The APS is designed to help fabs "reduce overall process costs and significantly compress" the wafer-inspection process whereby particle wafers are processed and queued for final-inspection scans at process stations, Bonciolini said. Engineers often return to tools following scans to identify and quantify any possible problem areas in a process before repeating final inspection.
Bonciolini added that the automated, vacuum-compatible device won't require engineers to open chambers or expose process areas and initial testing has shown the sensor to have some sensitivity to detect 0.1 um particles. The self-contained device will use a fan to pull ambient air through a channel as a laser illuminates the air channel and particles, which scatter light picked up by the sensor's photo-diode detectors.

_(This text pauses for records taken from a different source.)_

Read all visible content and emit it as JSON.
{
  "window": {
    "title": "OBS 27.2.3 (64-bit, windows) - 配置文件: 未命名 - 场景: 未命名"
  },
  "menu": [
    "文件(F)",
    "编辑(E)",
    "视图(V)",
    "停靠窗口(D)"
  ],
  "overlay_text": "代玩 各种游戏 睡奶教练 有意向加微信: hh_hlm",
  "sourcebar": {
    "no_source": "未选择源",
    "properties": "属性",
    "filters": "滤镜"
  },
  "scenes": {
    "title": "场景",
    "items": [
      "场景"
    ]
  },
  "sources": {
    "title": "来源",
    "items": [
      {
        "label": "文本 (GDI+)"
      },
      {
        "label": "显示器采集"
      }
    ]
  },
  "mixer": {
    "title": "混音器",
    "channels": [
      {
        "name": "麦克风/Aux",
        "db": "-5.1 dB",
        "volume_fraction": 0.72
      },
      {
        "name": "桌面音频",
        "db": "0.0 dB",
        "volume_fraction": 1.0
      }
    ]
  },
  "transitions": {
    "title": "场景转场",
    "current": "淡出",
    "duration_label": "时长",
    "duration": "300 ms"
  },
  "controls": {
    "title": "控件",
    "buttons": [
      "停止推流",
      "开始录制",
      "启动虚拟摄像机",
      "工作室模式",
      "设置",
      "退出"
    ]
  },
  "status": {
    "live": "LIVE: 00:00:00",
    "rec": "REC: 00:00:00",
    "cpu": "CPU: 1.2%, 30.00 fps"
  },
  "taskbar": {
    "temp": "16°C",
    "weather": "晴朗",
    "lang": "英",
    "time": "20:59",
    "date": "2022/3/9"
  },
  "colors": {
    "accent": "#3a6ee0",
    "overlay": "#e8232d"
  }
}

Fab engineers will be able to validate and analyze the particle conditions in process equipment with the device's companion software, ParticleView™ and ParticleReview™. ParticleView's GUI will display incremental and cumulative particle counts and allow users to mark log files to indicate where, exactly, the device is in a process for real-time wafer partitioning. ParticleReview's GUI will display log-file data obtained by the APS to allow users to conduct machine-to-machine trend analysis of particle conditions to establish process controls and support training.
"In the past, it could take engineers hours to determine where a particle event is occurring or if a particle-related PM or qualification was done correctly to release tools for manufacturing," Bonciolini said. "We believe this airborne particle sensor represents one of the most significant changes in particle-detection methodology in many years and will enable engineers to really monitor and control contaminations in their tools and protect die yield -- with real-time views of particle conditions to address areas of concern instead of the whole tool."
The WaferSense APS' preliminary specifications and features will include form factors of 200 and 300 mm, with 450 mm versions to become available by special order. The APS, like other WaferSense devices, will use a wireless Bluetooth link and be compatible with Windows 2000, XP and Vista.
The WaferSense APS package will include the particle-sensing wafer, USB-compatible link, ParticleView and ParticleReview software, charging clean box and suitcase.
The WaferSense family of products includes the Auto Vibration System (AVS), Auto Leveling System (ALS2 Vertical), Auto Teaching System (ATS), Auto Gapping System (AGS) and soon the Airborne Particle Sensor (APS). Each device follows the processing life of a wafer and reports real-time metrology data.